═════ EXTRACTED INFORMATION
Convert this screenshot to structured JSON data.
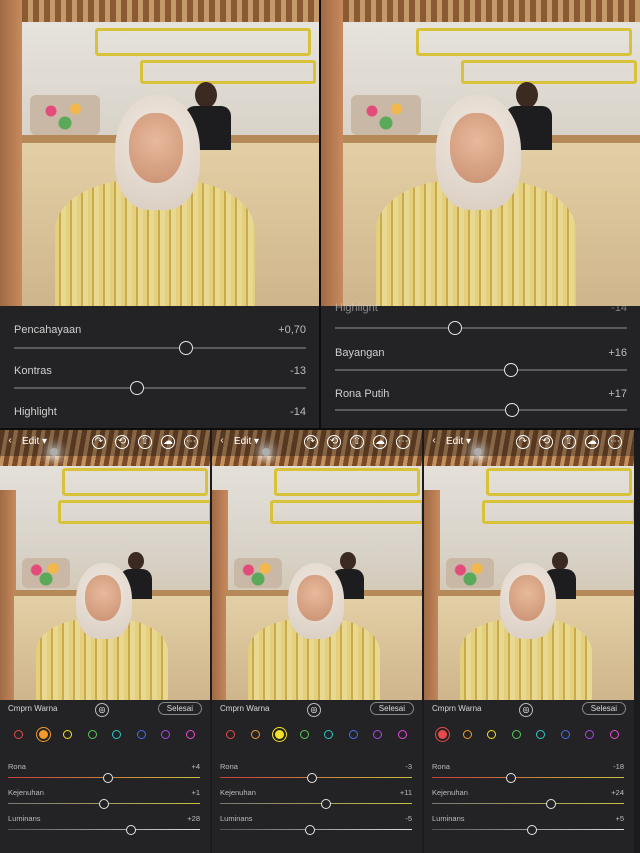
{
  "top_left": {
    "sliders": [
      {
        "label": "Pencahayaan",
        "value": "+0,70",
        "pos": 0.7
      },
      {
        "label": "Kontras",
        "value": "-13",
        "pos": 0.47
      },
      {
        "label": "Highlight",
        "value": "-14",
        "pos": 0.46
      }
    ]
  },
  "top_right": {
    "partial_label": "Highlight",
    "partial_value": "-14",
    "sliders": [
      {
        "label": "Bayangan",
        "value": "+16",
        "pos": 0.58
      },
      {
        "label": "Rona Putih",
        "value": "+17",
        "pos": 0.59
      }
    ]
  },
  "screens": [
    {
      "toolbar": {
        "edit_label": "Edit"
      },
      "compare_label": "Cmprn Warna",
      "done_label": "Selesai",
      "selected_color": "#f29a2a",
      "sliders": [
        {
          "label": "Rona",
          "value": "+4",
          "pos": 0.52
        },
        {
          "label": "Kejenuhan",
          "value": "+1",
          "pos": 0.5
        },
        {
          "label": "Luminans",
          "value": "+28",
          "pos": 0.64
        }
      ]
    },
    {
      "toolbar": {
        "edit_label": "Edit"
      },
      "compare_label": "Cmprn Warna",
      "done_label": "Selesai",
      "selected_color": "#f2e12a",
      "sliders": [
        {
          "label": "Rona",
          "value": "-3",
          "pos": 0.48
        },
        {
          "label": "Kejenuhan",
          "value": "+11",
          "pos": 0.55
        },
        {
          "label": "Luminans",
          "value": "-5",
          "pos": 0.47
        }
      ]
    },
    {
      "toolbar": {
        "edit_label": "Edit"
      },
      "compare_label": "Cmprn Warna",
      "done_label": "Selesai",
      "selected_color": "#e83a3a",
      "sliders": [
        {
          "label": "Rona",
          "value": "-18",
          "pos": 0.41
        },
        {
          "label": "Kejenuhan",
          "value": "+24",
          "pos": 0.62
        },
        {
          "label": "Luminans",
          "value": "+5",
          "pos": 0.52
        }
      ]
    }
  ],
  "color_dots": [
    "#e84a4a",
    "#f29a2a",
    "#f2e12a",
    "#59c959",
    "#2ac9c9",
    "#4a6ee8",
    "#a64ae8",
    "#e84ad6"
  ],
  "track_gradients": {
    "rona": [
      "#c44040",
      "#c9c040"
    ],
    "kejenuhan": [
      "#777777",
      "#c9c040"
    ],
    "luminans": [
      "#555555",
      "#dddddd"
    ]
  }
}
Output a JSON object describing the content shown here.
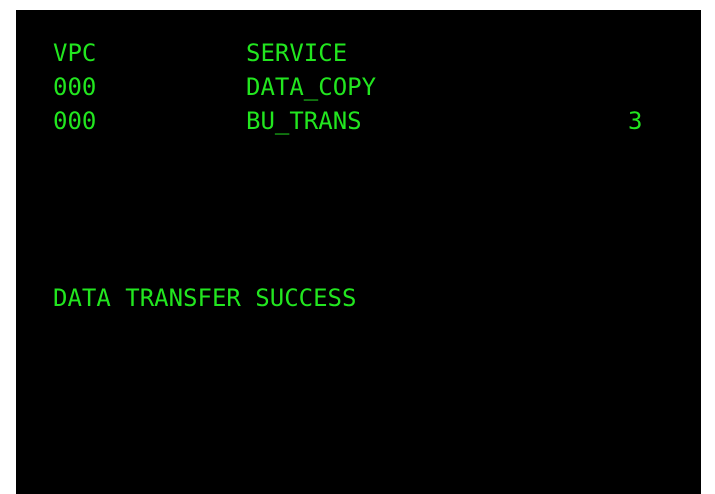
{
  "terminal": {
    "text_color": "#22e61f",
    "background_color": "#000000",
    "header": {
      "col1": "VPC",
      "col2": "SERVICE"
    },
    "rows": [
      {
        "vpc": "000",
        "service": "DATA_COPY",
        "count": ""
      },
      {
        "vpc": "000",
        "service": "BU_TRANS",
        "count": "3"
      }
    ],
    "status_message": "DATA TRANSFER SUCCESS"
  }
}
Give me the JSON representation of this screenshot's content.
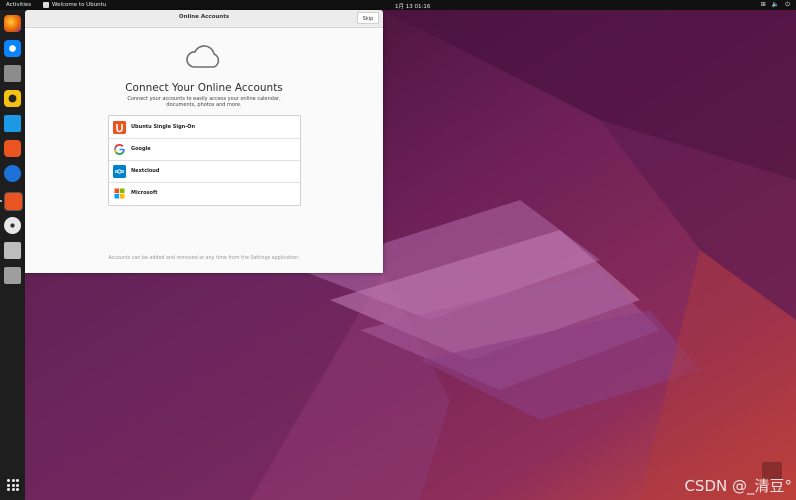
{
  "topbar": {
    "activities": "Activities",
    "app_title": "Welcome to Ubuntu",
    "clock": "1月 13  01:16",
    "tray_icons": [
      "network-icon",
      "volume-icon",
      "power-icon"
    ]
  },
  "dock": {
    "items": [
      {
        "name": "firefox",
        "color": "#e66000"
      },
      {
        "name": "thunderbird",
        "color": "#0a84ff"
      },
      {
        "name": "files",
        "color": "#8c8c8c"
      },
      {
        "name": "rhythmbox",
        "color": "#f5c211"
      },
      {
        "name": "writer",
        "color": "#1c99e4"
      },
      {
        "name": "software",
        "color": "#e95420"
      },
      {
        "name": "help",
        "color": "#1c71d8"
      },
      {
        "name": "installer",
        "color": "#e95420"
      },
      {
        "name": "dvd",
        "color": "#e8e8e8"
      },
      {
        "name": "drive",
        "color": "#bdbdbd"
      },
      {
        "name": "trash",
        "color": "#9e9e9e"
      }
    ]
  },
  "window": {
    "title": "Online Accounts",
    "skip_label": "Skip",
    "heading": "Connect Your Online Accounts",
    "description": "Connect your accounts to easily access your online calendar, documents, photos and more.",
    "accounts": [
      {
        "label": "Ubuntu Single Sign-On",
        "icon": "ubuntu-sso-icon"
      },
      {
        "label": "Google",
        "icon": "google-icon"
      },
      {
        "label": "Nextcloud",
        "icon": "nextcloud-icon"
      },
      {
        "label": "Microsoft",
        "icon": "microsoft-icon"
      }
    ],
    "footer": "Accounts can be added and removed at any time from the Settings application."
  },
  "watermark": "CSDN @_清豆°",
  "colors": {
    "wallpaper_dark": "#3d0f2c",
    "wallpaper_purple": "#7a2a6a",
    "wallpaper_orange": "#c8473a",
    "ubuntu_orange": "#e95420"
  }
}
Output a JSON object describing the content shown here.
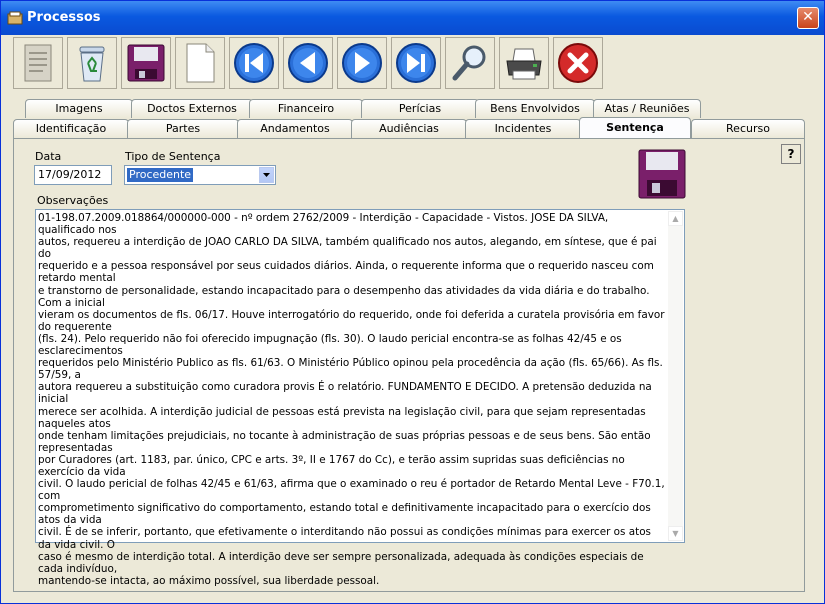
{
  "window": {
    "title": "Processos",
    "close_symbol": "✕"
  },
  "toolbar": {
    "buttons": [
      {
        "name": "document-list-icon"
      },
      {
        "name": "recycle-bin-icon"
      },
      {
        "name": "save-disk-icon"
      },
      {
        "name": "new-document-icon"
      },
      {
        "name": "first-record-icon"
      },
      {
        "name": "previous-record-icon"
      },
      {
        "name": "next-record-icon"
      },
      {
        "name": "last-record-icon"
      },
      {
        "name": "search-magnifier-icon"
      },
      {
        "name": "printer-icon"
      },
      {
        "name": "cancel-icon"
      }
    ]
  },
  "tabs": {
    "row1": [
      "Imagens",
      "Doctos Externos",
      "Financeiro",
      "Perícias",
      "Bens Envolvidos",
      "Atas / Reuniões"
    ],
    "row2": [
      "Identificação",
      "Partes",
      "Andamentos",
      "Audiências",
      "Incidentes",
      "Sentença",
      "Recurso"
    ],
    "active": "Sentença"
  },
  "form": {
    "data_label": "Data",
    "data_value": "17/09/2012",
    "tipo_label": "Tipo de Sentença",
    "tipo_value": "Procedente",
    "obs_label": "Observações",
    "obs_text": "01-198.07.2009.018864/000000-000 - nº ordem 2762/2009 - Interdição - Capacidade - Vistos. JOSE DA SILVA, qualificado nos\nautos, requereu a interdição de JOAO CARLO DA SILVA, também qualificado nos autos, alegando, em síntese, que é pai do\nrequerido e a pessoa responsável por seus cuidados diários. Ainda, o requerente informa que o requerido nasceu com retardo mental\ne transtorno de personalidade, estando incapacitado para o desempenho das atividades da vida diária e do trabalho. Com a inicial\nvieram os documentos de fls. 06/17. Houve interrogatório do requerido, onde foi deferida a curatela provisória em favor do requerente\n(fls. 24). Pelo requerido não foi oferecido impugnação (fls. 30). O laudo pericial encontra-se as folhas 42/45 e os esclarecimentos\nrequeridos pelo Ministério Publico as fls. 61/63. O Ministério Público opinou pela procedência da ação (fls. 65/66). As fls. 57/59, a\nautora requereu a substituição como curadora provis É o relatório. FUNDAMENTO E DECIDO. A pretensão deduzida na inicial\nmerece ser acolhida. A interdição judicial de pessoas está prevista na legislação civil, para que sejam representadas naqueles atos\nonde tenham limitações prejudiciais, no tocante à administração de suas próprias pessoas e de seus bens. São então representadas\npor Curadores (art. 1183, par. único, CPC e arts. 3º, II e 1767 do Cc), e terão assim supridas suas deficiências no exercício da vida\ncivil. O laudo pericial de folhas 42/45 e 61/63, afirma que o examinado o reu é portador de Retardo Mental Leve - F70.1, com\ncomprometimento significativo do comportamento, estando total e definitivamente incapacitado para o exercício dos atos da vida\ncivil. É de se inferir, portanto, que efetivamente o interditando não possui as condições mínimas para exercer os atos da vida civil. O\ncaso é mesmo de interdição total. A interdição deve ser sempre personalizada, adequada às condições especiais de cada indivíduo,\nmantendo-se intacta, ao máximo possível, sua liberdade pessoal.",
    "help_label": "?"
  },
  "colors": {
    "titlebar": "#0a59e0",
    "accent_blue": "#2a6fd8",
    "save_purple": "#7a1f6a",
    "cancel_red": "#d42a2a"
  }
}
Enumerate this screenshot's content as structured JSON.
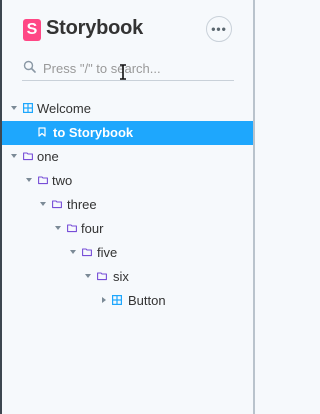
{
  "header": {
    "logo_letter": "S",
    "brand": "Storybook",
    "menu_icon": "ellipsis-icon",
    "menu_label": "•••"
  },
  "search": {
    "placeholder": "Press \"/\" to search...",
    "value": ""
  },
  "colors": {
    "brand": "#ff4785",
    "selected": "#1ea7fd",
    "component_icon": "#1ea7fd",
    "folder_icon": "#774dd7"
  },
  "tree": [
    {
      "label": "Welcome",
      "type": "component",
      "expanded": true
    },
    {
      "label": "to Storybook",
      "type": "story",
      "selected": true
    },
    {
      "label": "one",
      "type": "folder",
      "expanded": true
    },
    {
      "label": "two",
      "type": "folder",
      "expanded": true
    },
    {
      "label": "three",
      "type": "folder",
      "expanded": true
    },
    {
      "label": "four",
      "type": "folder",
      "expanded": true
    },
    {
      "label": "five",
      "type": "folder",
      "expanded": true
    },
    {
      "label": "six",
      "type": "folder",
      "expanded": true
    },
    {
      "label": "Button",
      "type": "component",
      "expanded": false
    }
  ]
}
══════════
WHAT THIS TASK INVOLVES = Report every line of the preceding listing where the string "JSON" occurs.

THE COMPLETED TASK =
Convert this screenshot to structured JSON data.
Output a JSON object describing the content shown here.
Give me the JSON representation of this screenshot's content.
Output a JSON object describing the content shown here.
Enumerate this screenshot's content as structured JSON.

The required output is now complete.